I was advised by my mechanic to use a bottle techron on every second or third tank of gas to help keep the injectors clean. I plan to run the current tank of gas (3/4 full) out and try the techron before thinking about seeking a bad connection. My car has a tendency to not turn over if I try to re-start the car on the second leg of a trip (usually the at gas station). I had the starter replaced which affords me a reliable start when the car is cold and I've just swithced on the battery. Now that I know there are no looming error codes in the ECUs, I feel confident that the failure to crank issue is not related to an electronic inhibition from the ECUs.
I owned a used 1992 348ts from 1994 to 1997. It was in the shop quite a bit with the 1-4 light coming on. The 5-8 light wasn't as bad as the 1-4. The dealership where I purchased the car seemed constantly puzzled as how to remedy the problem. Later on a few years later, I purchased a used 1994 348 Spider, owned from 1998 to 2000 and the same thing happened but not as often. I was always told that I drove my Ferraris too much. Since no one else drove theirs as much, it was difficult to determine " why " I was having so many problems. 1992 had 59,640 when traded in and the 1994 had 38,600 when traded. That was horrible by some Ferraristi standards ... others gave me a thumbs up.
For example, I would be driving down the road and the car would be running great. Sounded great, handled great etc. All of a sudden the 1-4 light would flick and then appear again and stay on. The car would begin to run like crap and that would be the end to a good time. When the 1-4 and 5-8 lights came on at the same time, the car would become an immovable object and have to be towed. The closest Ferrari shop was over 200 miles from my house. That was not cheap !!!
The cost was ridiculous at the shop, especially when the problems repeated themselves. No warranty on used cars ...
Finally I sold the car and bought an Acura NSX-T. No more problems. Folks beware buying a 348 of any kind. They were beautiful cars but ... until the ECU problems were fixed with the 355 series, the 348 was a pain in the pocket.
You folks who don't have problems with your 348s are very lucky.
Family Man, I completely understand you frustration and disfavor for the 348 generation ICUs. I think my problem is on the minor side of the spectrum but my car (85927) is coming up on 31,000 miles at 15 years. It may degrade to the situation you found in your 348s at some point. Hopefully that won't happen. I purchased my Mondial after nearly twenty years of admiration of make and model. I will probably purchase a modern F car in the next five to ten years that I can enjoy boldly driving from zero miles forward. In the interrum, I'll enjoy making up for lost time in my tCab with expectation that the cost of ownership might exceed its used purchase price at some point in the future... and that OK with me.
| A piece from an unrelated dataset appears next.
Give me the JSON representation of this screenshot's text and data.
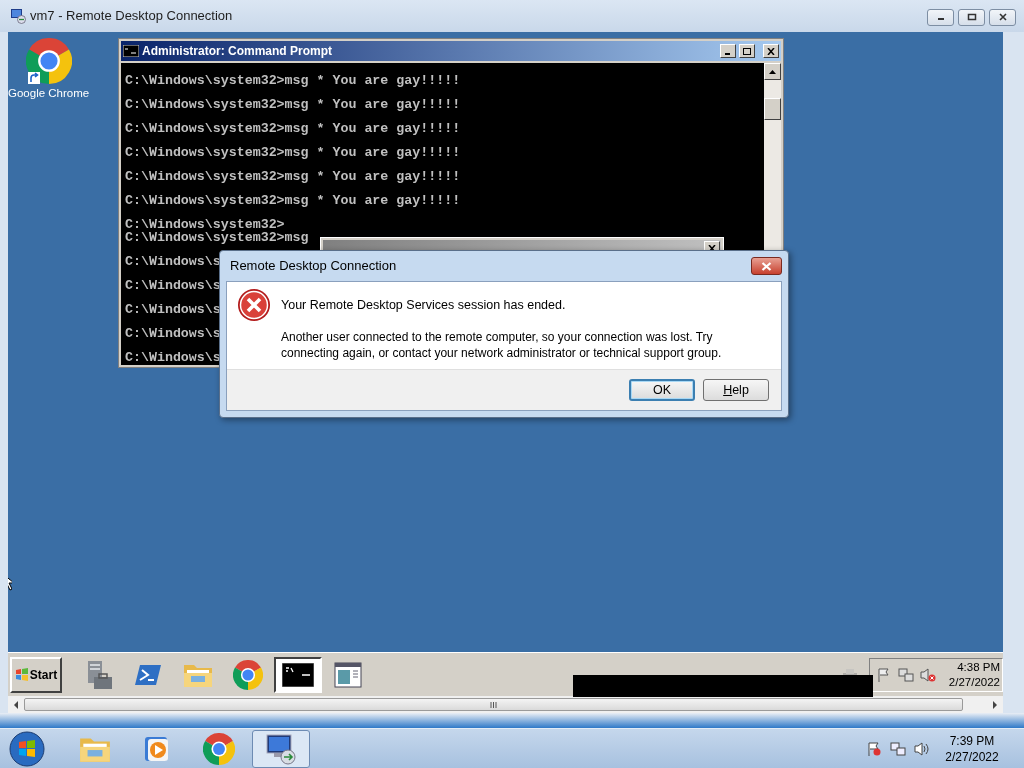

THIS IS KILLING ME. YOU GUYS ARE MAKING WAY TOO MUCH OF THE CHECK ENGINE LIGHTS.
IF YOUR CAR'S RUNNING WELL, SLAP A PIECE OF ELECTRICAL TAPE OVER 'EM AND GO ON DOWN THE ROAD.
IF YOU DON'T, YOU WILL BE FRUSTRATED FROM NOW ON - THEY WILL NOT QUIT COMING ON.